Records supplied:
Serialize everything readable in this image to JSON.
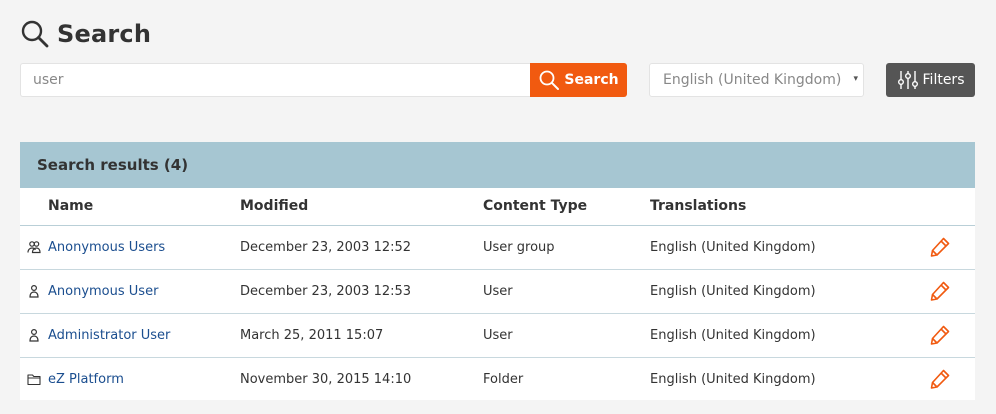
{
  "page": {
    "title": "Search",
    "title_icon": "search-icon"
  },
  "search": {
    "value": "",
    "placeholder": "user",
    "button_label": "Search",
    "button_icon": "search-icon",
    "button_color": "#f15a10"
  },
  "language_select": {
    "selected": "English (United Kingdom)",
    "caret": "▾"
  },
  "filters": {
    "label": "Filters",
    "icon": "sliders-icon"
  },
  "results": {
    "title": "Search results (4)",
    "header_color": "#a6c6d2",
    "columns": [
      "Name",
      "Modified",
      "Content Type",
      "Translations"
    ],
    "rows": [
      {
        "icon": "user-group-icon",
        "name": "Anonymous Users",
        "modified": "December 23, 2003 12:52",
        "content_type": "User group",
        "translations": "English (United Kingdom)",
        "edit_icon": "pencil-icon"
      },
      {
        "icon": "user-icon",
        "name": "Anonymous User",
        "modified": "December 23, 2003 12:53",
        "content_type": "User",
        "translations": "English (United Kingdom)",
        "edit_icon": "pencil-icon"
      },
      {
        "icon": "user-icon",
        "name": "Administrator User",
        "modified": "March 25, 2011 15:07",
        "content_type": "User",
        "translations": "English (United Kingdom)",
        "edit_icon": "pencil-icon"
      },
      {
        "icon": "folder-icon",
        "name": "eZ Platform",
        "modified": "November 30, 2015 14:10",
        "content_type": "Folder",
        "translations": "English (United Kingdom)",
        "edit_icon": "pencil-icon"
      }
    ]
  }
}
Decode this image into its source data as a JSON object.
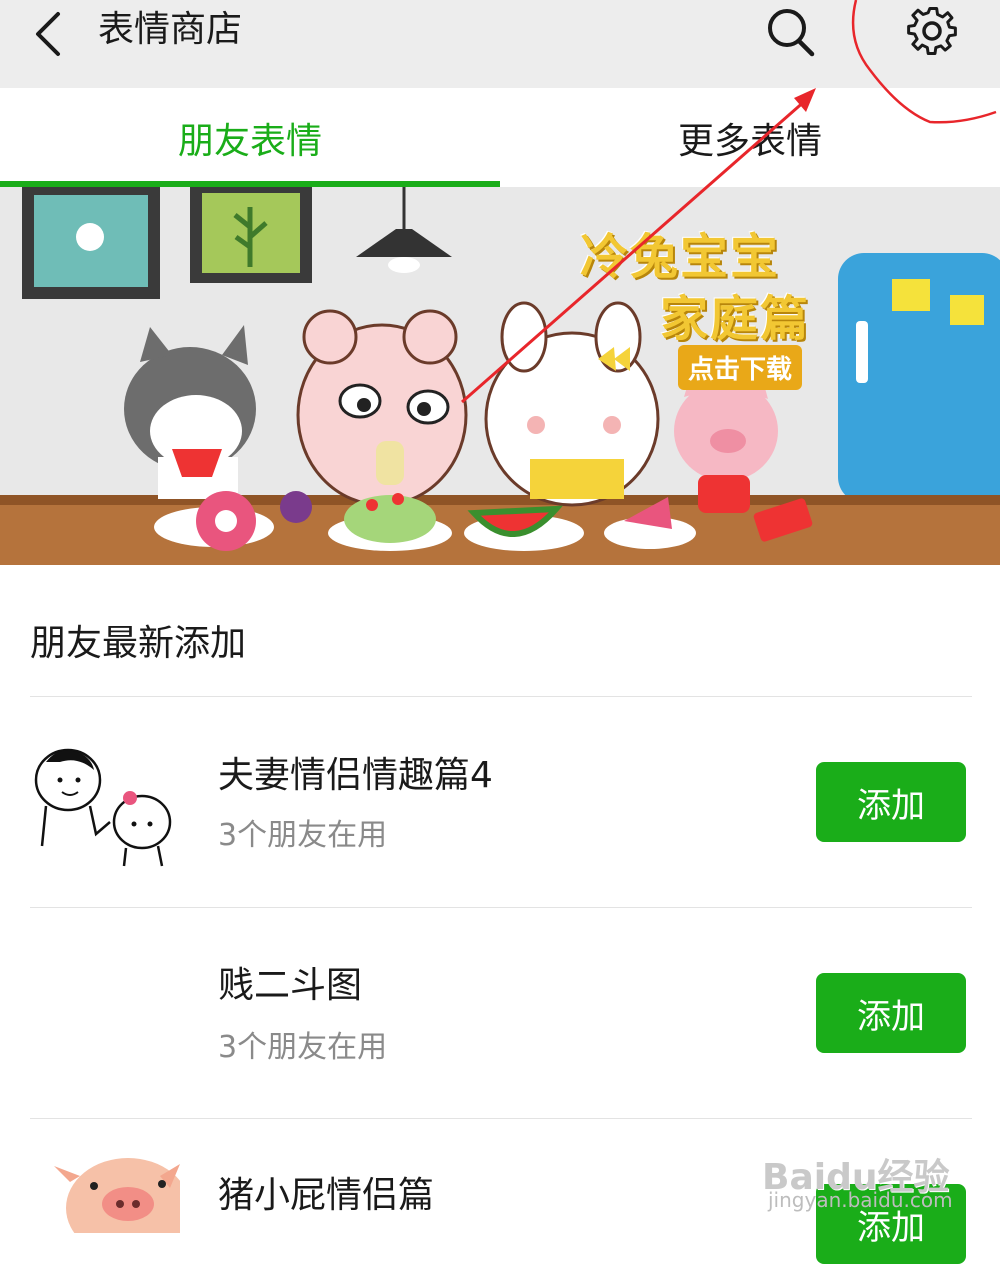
{
  "header": {
    "title": "表情商店",
    "back_icon": "chevron-left-icon",
    "search_icon": "search-icon",
    "settings_icon": "gear-icon"
  },
  "tabs": [
    {
      "label": "朋友表情",
      "active": true
    },
    {
      "label": "更多表情",
      "active": false
    }
  ],
  "banner": {
    "title_line1": "冷兔宝宝",
    "title_line2": "家庭篇",
    "cta": "点击下载"
  },
  "section": {
    "title": "朋友最新添加"
  },
  "items": [
    {
      "name": "夫妻情侣情趣篇4",
      "subtitle": "3个朋友在用",
      "button": "添加"
    },
    {
      "name": "贱二斗图",
      "subtitle": "3个朋友在用",
      "button": "添加"
    },
    {
      "name": "猪小屁情侣篇",
      "subtitle": "",
      "button": "添加"
    }
  ],
  "watermark": {
    "brand": "Baidu经验",
    "url": "jingyan.baidu.com"
  },
  "colors": {
    "accent": "#1aad19",
    "header_bg": "#ededed",
    "annotation": "#e8262b"
  }
}
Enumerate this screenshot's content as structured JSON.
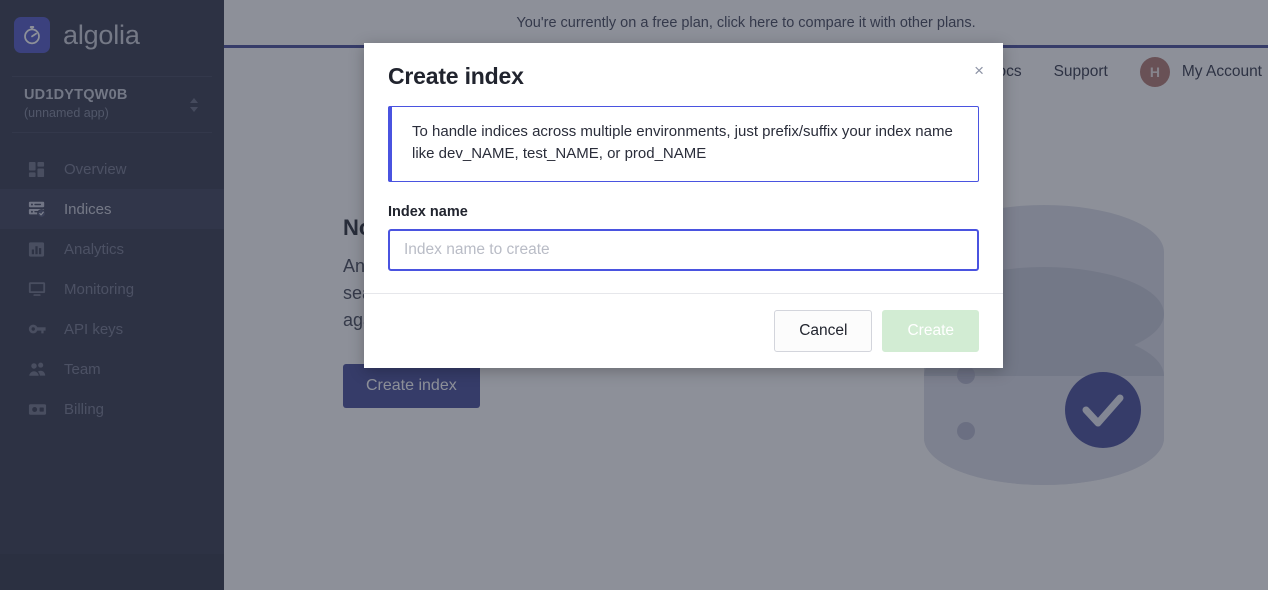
{
  "sidebar": {
    "brand_name": "algolia",
    "brand_icon": "algolia-logo-icon",
    "app_switcher": {
      "app_id": "UD1DYTQW0B",
      "app_subtitle": "(unnamed app)",
      "caret_icon": "caret-updown-icon"
    },
    "items": [
      {
        "label": "Overview",
        "icon": "dashboard-icon",
        "active": false
      },
      {
        "label": "Indices",
        "icon": "indices-icon",
        "active": true
      },
      {
        "label": "Analytics",
        "icon": "bar-chart-icon",
        "active": false
      },
      {
        "label": "Monitoring",
        "icon": "monitor-icon",
        "active": false
      },
      {
        "label": "API keys",
        "icon": "key-icon",
        "active": false
      },
      {
        "label": "Team",
        "icon": "people-icon",
        "active": false
      },
      {
        "label": "Billing",
        "icon": "billing-icon",
        "active": false
      }
    ]
  },
  "header": {
    "plan_banner": "You're currently on a free plan, click here to compare it with other plans.",
    "links": [
      "Docs",
      "Support"
    ],
    "avatar_initial": "H",
    "account_label": "My Account"
  },
  "main": {
    "empty_title": "No indices yet",
    "empty_desc": "An index stores the data you want to make searchable, the records that Algolia will run queries against (search).",
    "create_index_label": "Create index",
    "illustration_icon": "database-check-icon"
  },
  "modal": {
    "title": "Create index",
    "close_icon": "close-icon",
    "info_text": "To handle indices across multiple environments, just prefix/suffix your index name like dev_NAME, test_NAME, or prod_NAME",
    "field_label": "Index name",
    "input_value": "",
    "input_placeholder": "Index name to create",
    "cancel_label": "Cancel",
    "create_label": "Create"
  },
  "colors": {
    "sidebar_bg": "#2c3044",
    "accent_blue": "#3f4696",
    "focus_blue": "#4a53e0",
    "create_disabled_green": "#d2ecd3",
    "avatar_bg": "#b0736b"
  }
}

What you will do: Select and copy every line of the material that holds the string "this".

Your solution:
Serialize everything readable in this image to JSON.
Decode this image into its source data as a JSON object.
Enumerate this screenshot's content as structured JSON.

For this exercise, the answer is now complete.